**Requirement:**
What lines in the data hold the string "Dept"? Show them.

______________________________

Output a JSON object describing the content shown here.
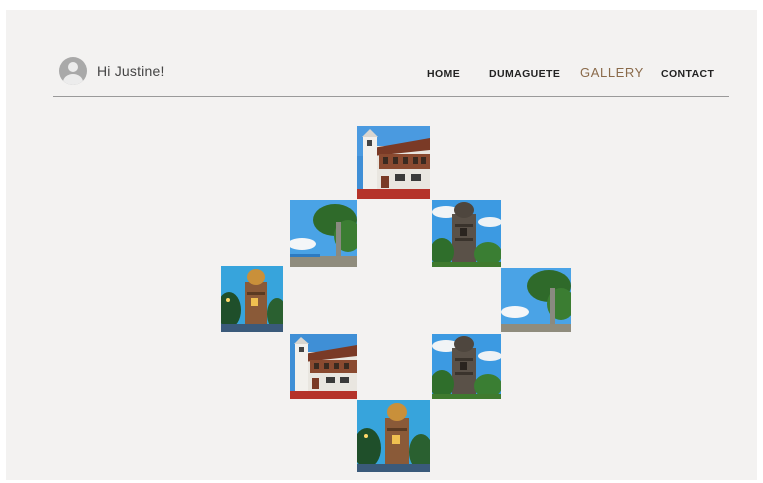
{
  "header": {
    "greeting": "Hi Justine!"
  },
  "nav": {
    "items": [
      {
        "label": "HOME"
      },
      {
        "label": "DUMAGUETE"
      },
      {
        "label": "GALLERY",
        "active": true
      },
      {
        "label": "CONTACT"
      }
    ]
  },
  "gallery": {
    "photos": [
      {
        "subject": "church",
        "index": 1
      },
      {
        "subject": "tree-pillar",
        "index": 2
      },
      {
        "subject": "bell-tower-day",
        "index": 3
      },
      {
        "subject": "bell-tower-night",
        "index": 4
      },
      {
        "subject": "tree-pillar",
        "index": 5
      },
      {
        "subject": "church",
        "index": 6
      },
      {
        "subject": "bell-tower-day",
        "index": 7
      },
      {
        "subject": "bell-tower-night",
        "index": 8
      }
    ]
  },
  "colors": {
    "background": "#f3f2f1",
    "accent": "#8a6a4a",
    "nav_text": "#222222"
  }
}
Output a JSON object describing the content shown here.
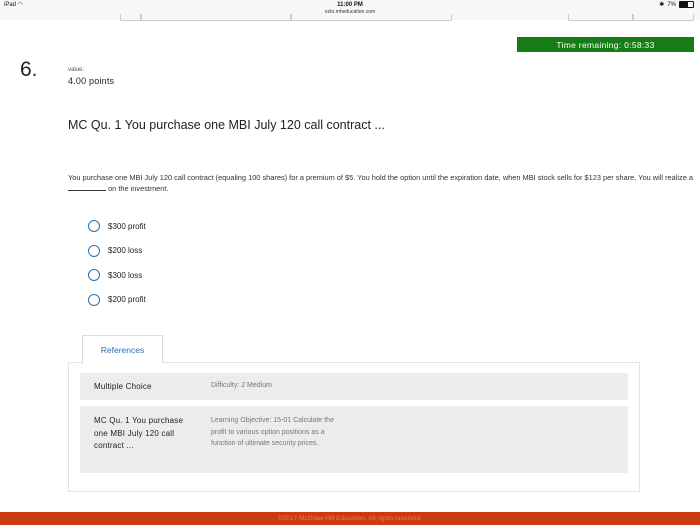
{
  "status_bar": {
    "device": "iPad",
    "time": "11:00 PM",
    "url": "ezto.mheducation.com",
    "battery": "7%"
  },
  "timer": {
    "text": "Time remaining: 0:58:33"
  },
  "question": {
    "number": "6.",
    "value_label": "value:",
    "points": "4.00 points",
    "title": "MC Qu. 1 You purchase one MBI July 120 call contract ...",
    "text_before": "You purchase one MBI July 120 call contract (equaling 100 shares) for a premium of $5. You hold the option until the expiration date, when MBI stock sells for $123 per share. You will realize a",
    "text_after": "on the investment.",
    "options": [
      "$300 profit",
      "$200 loss",
      "$300 loss",
      "$200 profit"
    ]
  },
  "references": {
    "tab_label": "References",
    "rows": [
      {
        "key": "Multiple Choice",
        "value": "Difficulty: 2 Medium"
      },
      {
        "key": "MC Qu. 1 You purchase one MBI July 120 call contract ...",
        "value": "Learning Objective: 15-01 Calculate the profit to various option positions as a function of ultimate security prices."
      }
    ]
  },
  "footer": {
    "text": "©2017 McGraw-Hill Education. All rights reserved."
  },
  "colors": {
    "timer_bg": "#167c13",
    "footer_bg": "#cc3a12",
    "accent": "#2a6fb3"
  }
}
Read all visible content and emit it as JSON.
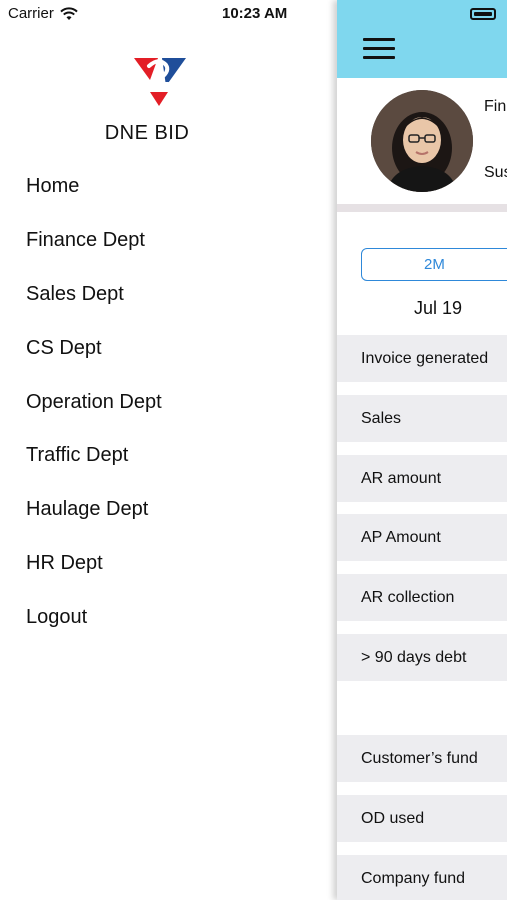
{
  "status_bar": {
    "carrier": "Carrier",
    "time": "10:23 AM"
  },
  "sidebar": {
    "brand": "DNE BID",
    "menu": [
      "Home",
      "Finance Dept",
      "Sales Dept",
      "CS Dept",
      "Operation Dept",
      "Traffic Dept",
      "Haulage Dept",
      "HR Dept",
      "Logout"
    ]
  },
  "main": {
    "profile": {
      "name_partial": "Fin",
      "subtitle_partial": "Sus"
    },
    "period_selected": "2M",
    "date": "Jul 19",
    "metrics": [
      "Invoice generated",
      "Sales",
      "AR amount",
      "AP Amount",
      "AR collection",
      "> 90 days debt",
      "Customer’s fund",
      "OD used",
      "Company fund"
    ]
  },
  "colors": {
    "header": "#7fd7ee",
    "accent": "#2e88d9",
    "logo_red": "#e31e26",
    "logo_blue": "#1f4e9a"
  }
}
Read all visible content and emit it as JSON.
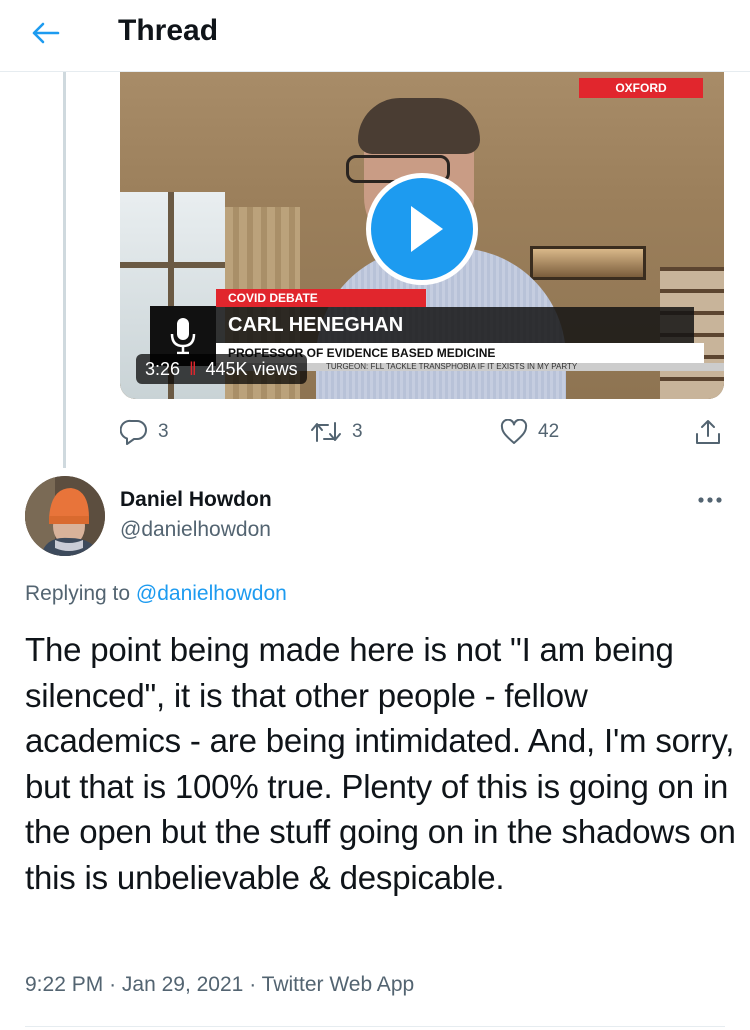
{
  "header": {
    "title": "Thread"
  },
  "media": {
    "badge_location": "OXFORD",
    "lower_third_topic": "COVID DEBATE",
    "lower_third_name": "CARL HENEGHAN",
    "lower_third_title": "PROFESSOR OF EVIDENCE BASED MEDICINE",
    "ticker_text": "TURGEON: FLL TACKLE TRANSPHOBIA IF IT EXISTS IN MY PARTY",
    "duration": "3:26",
    "views": "445K views"
  },
  "actions": {
    "replies": "3",
    "retweets": "3",
    "likes": "42"
  },
  "tweet": {
    "author_name": "Daniel Howdon",
    "author_handle": "@danielhowdon",
    "replying_prefix": "Replying to",
    "replying_mention": "@danielhowdon",
    "text": "The point being made here is not \"I am being silenced\", it is that other people - fellow academics - are being intimidated. And, I'm sorry, but that is 100% true. Plenty of this is going on in the open but the stuff going on in the shadows on this is unbelievable & despicable.",
    "time": "9:22 PM",
    "date": "Jan 29, 2021",
    "source": "Twitter Web App",
    "separator": "·"
  },
  "colors": {
    "accent": "#1d9bf0",
    "secondary_text": "#536471",
    "primary_text": "#0f1419",
    "news_red": "#e1262d"
  },
  "icons": {
    "back": "arrow-left-icon",
    "reply": "reply-icon",
    "retweet": "retweet-icon",
    "like": "heart-icon",
    "share": "share-icon",
    "more": "more-icon",
    "play": "play-icon",
    "mic": "microphone-icon"
  }
}
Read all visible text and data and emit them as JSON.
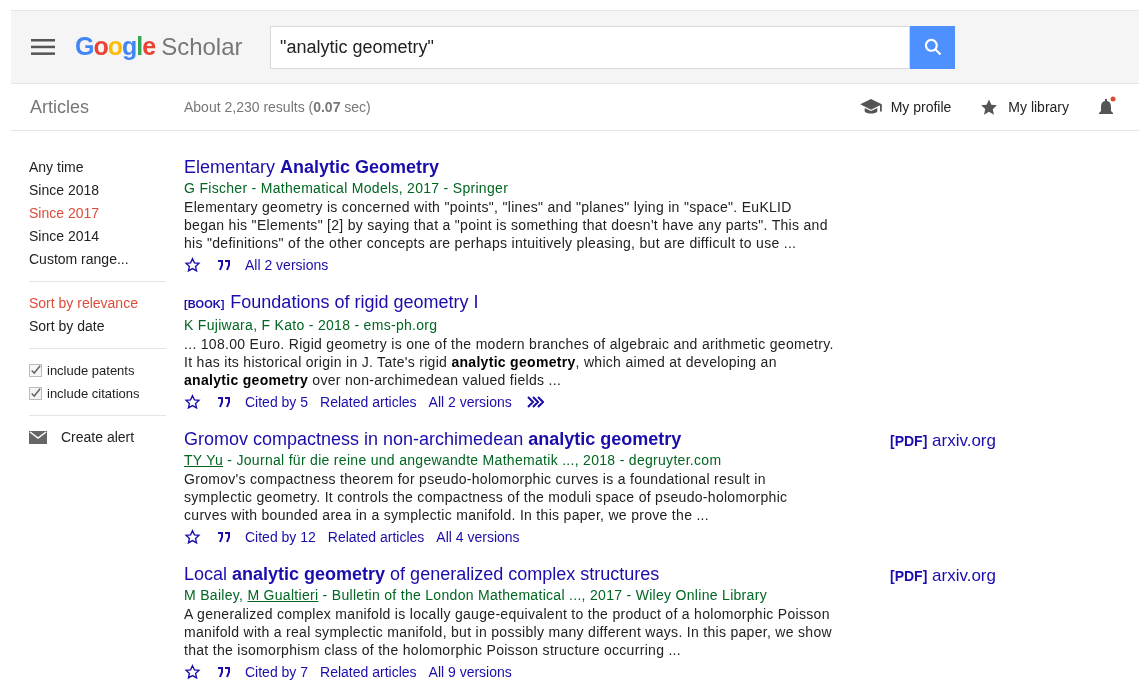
{
  "header": {
    "logo": {
      "part_1": "Google",
      "part_2": "Scholar"
    },
    "search": {
      "value": "\"analytic geometry\""
    }
  },
  "navbar": {
    "section": "Articles",
    "result_stats": "About 2,230 results (**0.07** sec)",
    "links": [
      {
        "kind": "profile",
        "label": "My profile"
      },
      {
        "kind": "library",
        "label": "My library"
      }
    ],
    "notification": true
  },
  "sidebar": {
    "time_filters": [
      {
        "label": "Any time",
        "selected": false
      },
      {
        "label": "Since 2018",
        "selected": false
      },
      {
        "label": "Since 2017",
        "selected": true
      },
      {
        "label": "Since 2014",
        "selected": false
      },
      {
        "label": "Custom range...",
        "selected": false
      }
    ],
    "sort": [
      {
        "label": "Sort by relevance",
        "selected": true
      },
      {
        "label": "Sort by date",
        "selected": false
      }
    ],
    "options": [
      {
        "label": "include patents",
        "checked": true
      },
      {
        "label": "include citations",
        "checked": true
      }
    ],
    "alert": "Create alert"
  },
  "results": [
    {
      "title": "Elementary **Analytic Geometry**",
      "authors": [
        {
          "text": "G Fischer",
          "linked": false
        },
        {
          "text": " - Mathematical Models, 2017 - Springer",
          "linked": false
        }
      ],
      "snippet": "Elementary geometry is concerned with \"points\", \"lines\" and \"planes\" lying in \"space\". EuKLID began his \"Elements\" [2] by saying that a \"point is something that doesn't have any parts\". This and his \"definitions\" of the other concepts are perhaps intuitively pleasing, but are difficult to use ...",
      "links": [
        "All 2 versions"
      ],
      "more": false
    },
    {
      "type": "[BOOK]",
      "title": "Foundations of rigid geometry I",
      "authors": [
        {
          "text": "K Fujiwara, F Kato - 2018 - ems-ph.org",
          "linked": false
        }
      ],
      "snippet": "... 108.00 Euro. Rigid geometry is one of the modern branches of algebraic and arithmetic geometry. It has its historical origin in J. Tate's rigid **analytic geometry**, which aimed at developing an **analytic geometry** over non-archimedean valued fields ...",
      "links": [
        "Cited by 5",
        "Related articles",
        "All 2 versions"
      ],
      "more": true
    },
    {
      "title": "Gromov compactness in non-archimedean **analytic geometry**",
      "authors": [
        {
          "text": "TY Yu",
          "linked": true
        },
        {
          "text": " - Journal für die reine und angewandte Mathematik ..., 2018 - degruyter.com",
          "linked": false
        }
      ],
      "snippet": "Gromov's compactness theorem for pseudo-holomorphic curves is a foundational result in symplectic geometry. It controls the compactness of the moduli space of pseudo-holomorphic curves with bounded area in a symplectic manifold. In this paper, we prove the ...",
      "links": [
        "Cited by 12",
        "Related articles",
        "All 4 versions"
      ],
      "more": false,
      "pdf": {
        "tag": "[PDF]",
        "source": "arxiv.org"
      }
    },
    {
      "title": "Local **analytic geometry** of generalized complex structures",
      "authors": [
        {
          "text": "M Bailey, ",
          "linked": false
        },
        {
          "text": "M Gualtieri",
          "linked": true
        },
        {
          "text": " - Bulletin of the London Mathematical ..., 2017 - Wiley Online Library",
          "linked": false
        }
      ],
      "snippet": "A generalized complex manifold is locally gauge-equivalent to the product of a holomorphic Poisson manifold with a real symplectic manifold, but in possibly many different ways. In this paper, we show that the isomorphism class of the holomorphic Poisson structure occurring ...",
      "links": [
        "Cited by 7",
        "Related articles",
        "All 9 versions"
      ],
      "more": false,
      "pdf": {
        "tag": "[PDF]",
        "source": "arxiv.org"
      }
    }
  ]
}
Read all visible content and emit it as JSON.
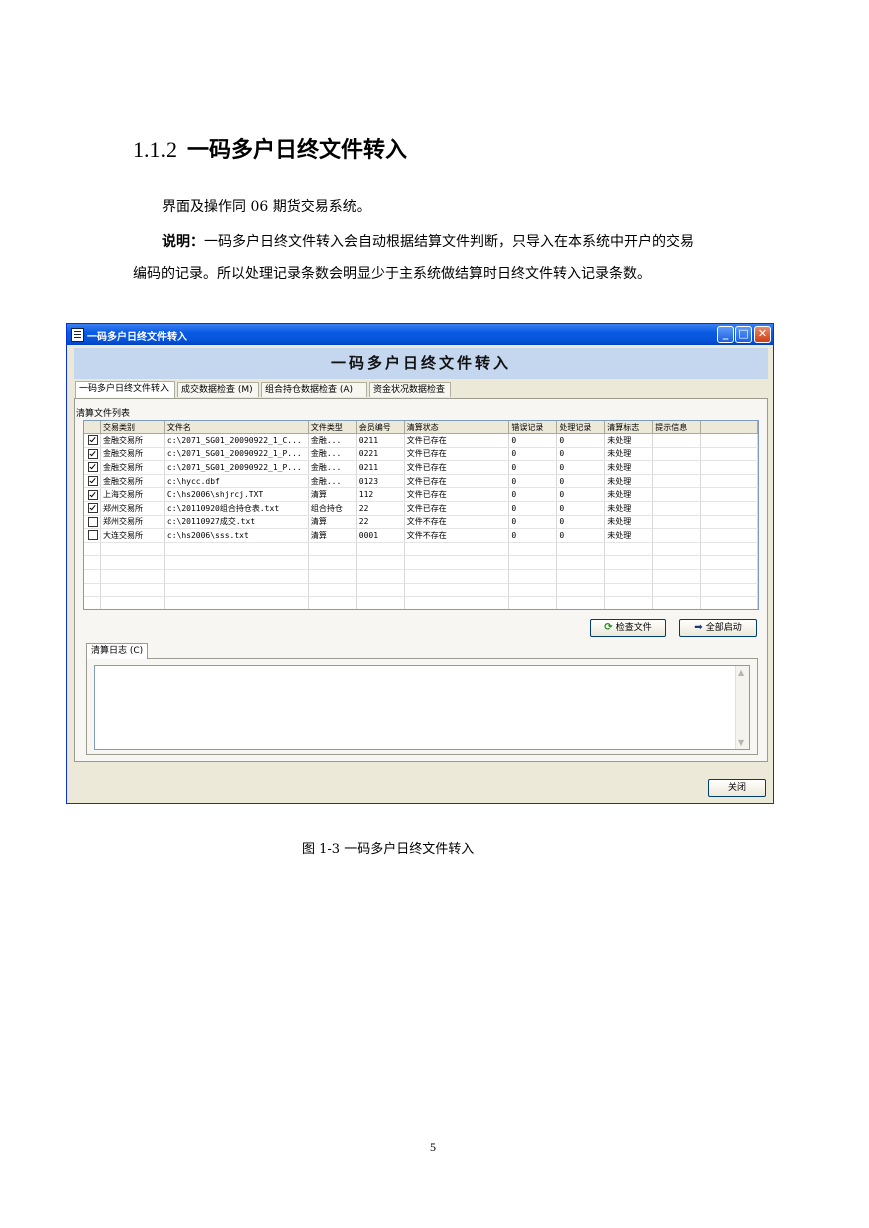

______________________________

**Written answer:**
      "Finance Dept",
      "Sales Dept",
      "CS Dept",
      "Operation Dept",
      "Traffic Dept",
      "Haulage Dept",
      "HR Dept",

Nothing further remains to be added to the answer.